[[ EXTRACTED ENTRIES, beginning ]]

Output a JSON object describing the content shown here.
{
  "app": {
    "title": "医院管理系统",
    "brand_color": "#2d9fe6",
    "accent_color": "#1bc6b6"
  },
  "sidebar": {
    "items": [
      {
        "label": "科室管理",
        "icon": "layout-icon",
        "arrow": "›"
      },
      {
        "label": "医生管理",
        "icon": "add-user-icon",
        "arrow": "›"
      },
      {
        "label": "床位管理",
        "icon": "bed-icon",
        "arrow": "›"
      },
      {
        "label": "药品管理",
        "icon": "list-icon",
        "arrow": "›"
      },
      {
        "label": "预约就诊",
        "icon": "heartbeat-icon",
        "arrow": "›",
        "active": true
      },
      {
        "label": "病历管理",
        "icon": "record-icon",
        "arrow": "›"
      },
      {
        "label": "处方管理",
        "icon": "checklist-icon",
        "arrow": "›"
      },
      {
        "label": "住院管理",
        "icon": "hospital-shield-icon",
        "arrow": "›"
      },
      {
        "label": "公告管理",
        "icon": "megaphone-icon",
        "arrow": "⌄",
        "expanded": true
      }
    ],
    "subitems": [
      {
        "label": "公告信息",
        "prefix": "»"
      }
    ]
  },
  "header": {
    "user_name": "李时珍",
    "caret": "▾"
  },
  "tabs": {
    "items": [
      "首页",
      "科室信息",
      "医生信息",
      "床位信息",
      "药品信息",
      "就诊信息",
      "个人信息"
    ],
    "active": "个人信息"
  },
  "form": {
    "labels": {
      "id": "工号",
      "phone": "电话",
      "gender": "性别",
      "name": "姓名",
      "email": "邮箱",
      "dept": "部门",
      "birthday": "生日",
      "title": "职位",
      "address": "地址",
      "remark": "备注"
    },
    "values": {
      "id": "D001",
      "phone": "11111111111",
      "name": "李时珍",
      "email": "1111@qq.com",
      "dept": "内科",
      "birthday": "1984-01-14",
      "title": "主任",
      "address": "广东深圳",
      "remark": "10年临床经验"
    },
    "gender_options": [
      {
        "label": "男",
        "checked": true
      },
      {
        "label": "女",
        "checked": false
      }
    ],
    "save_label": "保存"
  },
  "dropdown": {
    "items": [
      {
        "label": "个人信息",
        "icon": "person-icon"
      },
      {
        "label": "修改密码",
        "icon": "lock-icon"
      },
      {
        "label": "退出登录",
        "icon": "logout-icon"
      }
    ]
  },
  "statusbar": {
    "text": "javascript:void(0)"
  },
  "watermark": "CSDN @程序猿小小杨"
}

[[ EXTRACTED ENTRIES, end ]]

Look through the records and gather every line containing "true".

        "active": true
        "expanded": true
        "checked": true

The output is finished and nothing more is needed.